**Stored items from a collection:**
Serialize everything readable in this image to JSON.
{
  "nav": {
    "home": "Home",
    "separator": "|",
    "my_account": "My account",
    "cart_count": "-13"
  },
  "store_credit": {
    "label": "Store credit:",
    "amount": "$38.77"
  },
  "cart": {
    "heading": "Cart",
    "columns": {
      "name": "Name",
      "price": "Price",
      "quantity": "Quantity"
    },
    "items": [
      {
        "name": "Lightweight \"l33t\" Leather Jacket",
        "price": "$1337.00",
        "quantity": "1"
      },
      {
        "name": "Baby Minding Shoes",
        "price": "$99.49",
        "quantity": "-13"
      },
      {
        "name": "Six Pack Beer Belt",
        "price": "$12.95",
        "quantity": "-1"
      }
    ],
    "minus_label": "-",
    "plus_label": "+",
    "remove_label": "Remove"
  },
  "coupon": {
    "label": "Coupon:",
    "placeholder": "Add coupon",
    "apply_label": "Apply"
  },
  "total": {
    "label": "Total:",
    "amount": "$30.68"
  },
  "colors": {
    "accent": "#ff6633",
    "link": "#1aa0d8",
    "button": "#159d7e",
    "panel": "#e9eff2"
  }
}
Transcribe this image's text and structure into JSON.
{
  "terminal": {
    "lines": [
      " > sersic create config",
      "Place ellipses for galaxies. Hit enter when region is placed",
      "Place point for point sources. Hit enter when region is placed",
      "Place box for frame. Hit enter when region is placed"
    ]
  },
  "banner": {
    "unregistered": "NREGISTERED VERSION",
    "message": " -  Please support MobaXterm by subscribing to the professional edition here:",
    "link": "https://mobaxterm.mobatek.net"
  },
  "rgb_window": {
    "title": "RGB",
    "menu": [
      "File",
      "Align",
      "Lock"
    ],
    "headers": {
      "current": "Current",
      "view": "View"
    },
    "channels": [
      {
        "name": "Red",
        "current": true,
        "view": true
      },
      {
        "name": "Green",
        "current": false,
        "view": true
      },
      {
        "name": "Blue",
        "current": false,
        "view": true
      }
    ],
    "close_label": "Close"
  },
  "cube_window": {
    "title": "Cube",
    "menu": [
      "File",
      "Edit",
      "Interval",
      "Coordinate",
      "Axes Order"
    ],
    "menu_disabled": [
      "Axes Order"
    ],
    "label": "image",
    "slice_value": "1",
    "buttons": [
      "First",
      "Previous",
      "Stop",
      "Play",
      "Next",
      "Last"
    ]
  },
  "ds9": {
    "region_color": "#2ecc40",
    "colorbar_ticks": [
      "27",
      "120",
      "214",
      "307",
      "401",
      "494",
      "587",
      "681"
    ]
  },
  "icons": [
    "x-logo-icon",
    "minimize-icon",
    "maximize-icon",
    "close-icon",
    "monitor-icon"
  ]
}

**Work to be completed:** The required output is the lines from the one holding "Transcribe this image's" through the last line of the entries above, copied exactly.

**Written solution:**
Transcribe this image's text and structure into JSON.
{
  "terminal": {
    "lines": [
      " > sersic create config",
      "Place ellipses for galaxies. Hit enter when region is placed",
      "Place point for point sources. Hit enter when region is placed",
      "Place box for frame. Hit enter when region is placed"
    ]
  },
  "banner": {
    "unregistered": "NREGISTERED VERSION",
    "message": " -  Please support MobaXterm by subscribing to the professional edition here:",
    "link": "https://mobaxterm.mobatek.net"
  },
  "rgb_window": {
    "title": "RGB",
    "menu": [
      "File",
      "Align",
      "Lock"
    ],
    "headers": {
      "current": "Current",
      "view": "View"
    },
    "channels": [
      {
        "name": "Red",
        "current": true,
        "view": true
      },
      {
        "name": "Green",
        "current": false,
        "view": true
      },
      {
        "name": "Blue",
        "current": false,
        "view": true
      }
    ],
    "close_label": "Close"
  },
  "cube_window": {
    "title": "Cube",
    "menu": [
      "File",
      "Edit",
      "Interval",
      "Coordinate",
      "Axes Order"
    ],
    "menu_disabled": [
      "Axes Order"
    ],
    "label": "image",
    "slice_value": "1",
    "buttons": [
      "First",
      "Previous",
      "Stop",
      "Play",
      "Next",
      "Last"
    ]
  },
  "ds9": {
    "region_color": "#2ecc40",
    "colorbar_ticks": [
      "27",
      "120",
      "214",
      "307",
      "401",
      "494",
      "587",
      "681"
    ]
  },
  "icons": [
    "x-logo-icon",
    "minimize-icon",
    "maximize-icon",
    "close-icon",
    "monitor-icon"
  ]
}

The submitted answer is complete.